Thanks Ben!  This is helpful -- it's great to hear your experience doing what I wanted to try, in the same region, and having success.  We'll probably mulch everything else first, and if we still have time we'll bury some of the strawberries and see how they do.  I agree, it emulates the forest ecosystem.  We actually have a lot of wild alpine strawberries in the surrounding forest and spreading in the garden.  I was surprised at how well our strawberries did this year -- fruiting really well from middle of May through the first week of Nov when the freezes finally ended it.
3 months ago

Ben Zumeta wrote:I have actually buried my strawberries in woodchips about 6” deep in the late fall as Paul Gautschi (Back to Eden) suggests, and like he said it did naturally thin back my older plants and selected for vigorous younger runners that produced well the next year. In a forest strawberries would be periodically covered in duff or leaves and have to survive as a species somehow, and this seems to emulate that process. I would bet the main caveat would be that it has to be coarse enough for the plant to work a runner through.

Hi Ben, this is very interesting to me as we're in the same climate.  Did you just pile the chips on top of the strawberry plants without cutting the plants at all?  We have some piles of chips that have less dirt/compost mixed into them, taken from the edges of the original pile, and I wonder if we'd want to use these on top of the strawberries instead of the denser composty chips.  

It sounds like from your experience you recommend this?  Have you tried other overwintering approaches that worked well?  We're debating burying them with woodchips vs just leaving the plants as they are and not mulching them at all.  We have enough strawberries that we could try several things on different beds.
3 months ago

Casie Becker wrote:Strawberries would love a woodchip mulch. They're originally forest plants and are better adapted to wood remains than straw.

Would you bury the entire plants with woodchips, or just put the chips beside the plants?  Or cut down the plants first?  Our plants are pretty big, a lot of them have foliage a foot tall.  What's the most depth you'd consider putting on strawberries, to not stifle their regrowth in the spring?
(I realize these may vary by region and conditions etc etc, but any thoughts on these questions are helpful.)
3 months ago
We scored a lot (probably 50 cubic yd) of free wood chips.  They look like ground up branches and/or stumps, because there's some dirt and rock mixed in, and they're all varying sizes up to a 1" by 12", and some larger.  They've been sitting at least a year or maybe two, so there's a lot of decomposition already.  Lots of good compost in the piles.  They're almost all tanoak, with a very small percentage of redwood and other wood mixed in.

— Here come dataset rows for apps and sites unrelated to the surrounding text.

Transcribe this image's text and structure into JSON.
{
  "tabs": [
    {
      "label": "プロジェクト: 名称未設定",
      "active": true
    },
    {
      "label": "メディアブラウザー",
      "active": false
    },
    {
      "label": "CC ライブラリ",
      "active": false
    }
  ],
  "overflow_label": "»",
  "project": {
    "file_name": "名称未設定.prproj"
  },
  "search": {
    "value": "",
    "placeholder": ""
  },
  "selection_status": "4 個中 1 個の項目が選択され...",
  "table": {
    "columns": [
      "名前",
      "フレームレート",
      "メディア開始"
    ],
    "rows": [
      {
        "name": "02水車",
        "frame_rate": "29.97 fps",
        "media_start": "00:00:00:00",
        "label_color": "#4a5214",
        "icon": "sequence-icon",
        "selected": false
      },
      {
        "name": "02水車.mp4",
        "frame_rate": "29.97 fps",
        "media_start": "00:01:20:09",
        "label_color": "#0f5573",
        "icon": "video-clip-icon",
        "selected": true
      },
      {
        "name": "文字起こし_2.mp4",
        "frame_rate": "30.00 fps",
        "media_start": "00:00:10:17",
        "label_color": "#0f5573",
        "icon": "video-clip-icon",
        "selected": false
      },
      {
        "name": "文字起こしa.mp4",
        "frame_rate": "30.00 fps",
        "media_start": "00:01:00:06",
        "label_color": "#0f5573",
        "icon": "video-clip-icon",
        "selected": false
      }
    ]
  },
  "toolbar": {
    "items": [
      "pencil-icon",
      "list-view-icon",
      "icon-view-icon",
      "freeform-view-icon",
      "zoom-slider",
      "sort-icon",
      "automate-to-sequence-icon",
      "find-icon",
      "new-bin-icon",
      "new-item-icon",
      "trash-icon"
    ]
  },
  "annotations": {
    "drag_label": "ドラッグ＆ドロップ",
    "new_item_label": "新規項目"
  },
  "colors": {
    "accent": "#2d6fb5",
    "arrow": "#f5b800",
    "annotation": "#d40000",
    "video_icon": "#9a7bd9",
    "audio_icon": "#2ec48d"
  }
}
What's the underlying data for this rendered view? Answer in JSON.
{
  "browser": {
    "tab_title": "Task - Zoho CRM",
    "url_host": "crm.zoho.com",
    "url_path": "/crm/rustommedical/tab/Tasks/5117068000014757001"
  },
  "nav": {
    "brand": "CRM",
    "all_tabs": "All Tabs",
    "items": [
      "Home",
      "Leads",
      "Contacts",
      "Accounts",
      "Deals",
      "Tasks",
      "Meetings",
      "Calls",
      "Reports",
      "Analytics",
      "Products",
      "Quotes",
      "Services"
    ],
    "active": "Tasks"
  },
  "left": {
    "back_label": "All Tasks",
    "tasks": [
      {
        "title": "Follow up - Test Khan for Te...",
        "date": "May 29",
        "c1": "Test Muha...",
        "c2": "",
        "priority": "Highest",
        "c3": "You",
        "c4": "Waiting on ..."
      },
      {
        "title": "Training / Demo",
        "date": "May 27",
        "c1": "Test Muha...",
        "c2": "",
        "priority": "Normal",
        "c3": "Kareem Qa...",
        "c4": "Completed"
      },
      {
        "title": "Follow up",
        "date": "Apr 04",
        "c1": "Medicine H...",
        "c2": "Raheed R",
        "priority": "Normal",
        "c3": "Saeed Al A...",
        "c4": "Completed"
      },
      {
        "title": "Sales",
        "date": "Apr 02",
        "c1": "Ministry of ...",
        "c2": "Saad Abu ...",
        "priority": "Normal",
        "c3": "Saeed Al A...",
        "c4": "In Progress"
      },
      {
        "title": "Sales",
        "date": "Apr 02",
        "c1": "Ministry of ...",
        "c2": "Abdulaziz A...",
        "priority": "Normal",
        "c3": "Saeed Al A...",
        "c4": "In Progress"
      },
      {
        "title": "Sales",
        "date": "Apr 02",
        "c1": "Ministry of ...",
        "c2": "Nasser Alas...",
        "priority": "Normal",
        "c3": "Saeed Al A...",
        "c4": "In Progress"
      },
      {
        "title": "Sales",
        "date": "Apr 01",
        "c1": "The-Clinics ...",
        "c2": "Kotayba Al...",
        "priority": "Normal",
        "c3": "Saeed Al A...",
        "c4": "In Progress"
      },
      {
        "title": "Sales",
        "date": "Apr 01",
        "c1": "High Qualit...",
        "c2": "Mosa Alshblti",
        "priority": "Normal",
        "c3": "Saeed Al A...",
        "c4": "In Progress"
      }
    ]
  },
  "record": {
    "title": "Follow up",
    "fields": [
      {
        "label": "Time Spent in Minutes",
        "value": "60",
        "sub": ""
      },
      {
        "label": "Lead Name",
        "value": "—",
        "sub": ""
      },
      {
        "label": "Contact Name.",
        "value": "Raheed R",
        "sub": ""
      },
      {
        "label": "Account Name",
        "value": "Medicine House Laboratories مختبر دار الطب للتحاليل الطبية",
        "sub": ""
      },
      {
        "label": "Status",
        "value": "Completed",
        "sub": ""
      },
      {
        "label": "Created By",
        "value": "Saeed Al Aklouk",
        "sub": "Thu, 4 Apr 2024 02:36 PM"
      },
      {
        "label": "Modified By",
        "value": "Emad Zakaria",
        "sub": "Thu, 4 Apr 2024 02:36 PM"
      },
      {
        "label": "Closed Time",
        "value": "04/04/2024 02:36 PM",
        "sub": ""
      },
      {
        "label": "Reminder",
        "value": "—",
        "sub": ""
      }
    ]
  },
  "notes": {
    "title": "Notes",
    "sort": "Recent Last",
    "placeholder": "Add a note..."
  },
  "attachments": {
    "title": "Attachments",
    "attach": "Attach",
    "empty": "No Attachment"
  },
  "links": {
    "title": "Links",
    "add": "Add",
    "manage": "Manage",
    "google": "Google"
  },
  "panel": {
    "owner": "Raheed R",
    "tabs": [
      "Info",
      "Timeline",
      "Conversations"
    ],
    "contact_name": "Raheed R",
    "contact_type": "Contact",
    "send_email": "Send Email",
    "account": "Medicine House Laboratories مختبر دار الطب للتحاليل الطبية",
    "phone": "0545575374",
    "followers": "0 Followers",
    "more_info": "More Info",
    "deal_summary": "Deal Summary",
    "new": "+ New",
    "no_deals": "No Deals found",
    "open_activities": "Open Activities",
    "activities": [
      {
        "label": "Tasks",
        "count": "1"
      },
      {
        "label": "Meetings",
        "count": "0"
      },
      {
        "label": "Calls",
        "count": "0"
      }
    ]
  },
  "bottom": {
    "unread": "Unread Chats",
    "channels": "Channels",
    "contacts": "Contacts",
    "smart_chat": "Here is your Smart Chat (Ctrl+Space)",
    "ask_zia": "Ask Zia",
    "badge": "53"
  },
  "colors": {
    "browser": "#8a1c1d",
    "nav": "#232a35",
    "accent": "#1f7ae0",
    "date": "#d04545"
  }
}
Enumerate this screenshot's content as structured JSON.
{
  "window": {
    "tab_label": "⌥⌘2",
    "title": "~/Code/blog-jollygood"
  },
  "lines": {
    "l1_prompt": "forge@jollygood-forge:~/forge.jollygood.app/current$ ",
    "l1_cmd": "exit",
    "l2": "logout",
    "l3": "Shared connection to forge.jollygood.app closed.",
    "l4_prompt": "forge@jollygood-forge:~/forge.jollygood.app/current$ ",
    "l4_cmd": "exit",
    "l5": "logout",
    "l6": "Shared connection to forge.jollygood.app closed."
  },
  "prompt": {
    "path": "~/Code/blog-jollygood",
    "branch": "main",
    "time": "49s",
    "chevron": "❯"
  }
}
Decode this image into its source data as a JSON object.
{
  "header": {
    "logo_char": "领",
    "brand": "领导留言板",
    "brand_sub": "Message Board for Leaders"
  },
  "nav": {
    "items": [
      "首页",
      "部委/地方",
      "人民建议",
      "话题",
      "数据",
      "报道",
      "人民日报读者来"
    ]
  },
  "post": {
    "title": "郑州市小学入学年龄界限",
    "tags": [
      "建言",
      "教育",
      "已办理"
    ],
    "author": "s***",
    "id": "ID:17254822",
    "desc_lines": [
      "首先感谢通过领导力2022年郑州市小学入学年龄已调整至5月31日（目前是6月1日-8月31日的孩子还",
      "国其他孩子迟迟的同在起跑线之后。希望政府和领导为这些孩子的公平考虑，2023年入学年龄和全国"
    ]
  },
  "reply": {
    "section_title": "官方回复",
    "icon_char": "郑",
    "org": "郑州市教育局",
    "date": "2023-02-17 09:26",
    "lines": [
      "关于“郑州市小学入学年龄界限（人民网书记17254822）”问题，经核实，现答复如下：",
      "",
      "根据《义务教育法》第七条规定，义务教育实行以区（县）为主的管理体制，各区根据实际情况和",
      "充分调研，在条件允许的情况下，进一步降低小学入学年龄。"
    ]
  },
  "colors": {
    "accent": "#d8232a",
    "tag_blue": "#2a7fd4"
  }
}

We're now thinking about what to do with them.  My initial plan was to spread them at least 8 inches deep under our trees and bushes (not touching the trunks of course), and also on any exposed soil we aren't yet using for planting.  But since we have so much we were wondering if they'd be good to mulch some of the raised beds.  We don't have a lot of other mulch available, and some of our beds are empty right now with just a thin layer of straw on top.

My question is, if we spread these on top of beds, would we need to rake them off to plant in the spring?  I imagine it varies by what we're trying to grow.  Maybe we'd be OK just pulling off the biggest pieces from the beds before planting.  

We also have ~1000 strawberry plants in the garden, which did really well this year and we're figuring out how to overwinter them.  I doubt we want to bury them under these giant woodchips, but the thought did occur to us.

We're in a very summer-dry climate (no rain from May through Sept) so building up moisture retention is our top priority.

I've been reading all the threads here about woodchip mulch, but I wonder if a lot of it might be different for us because of how big some of our woodchips are.
3 months ago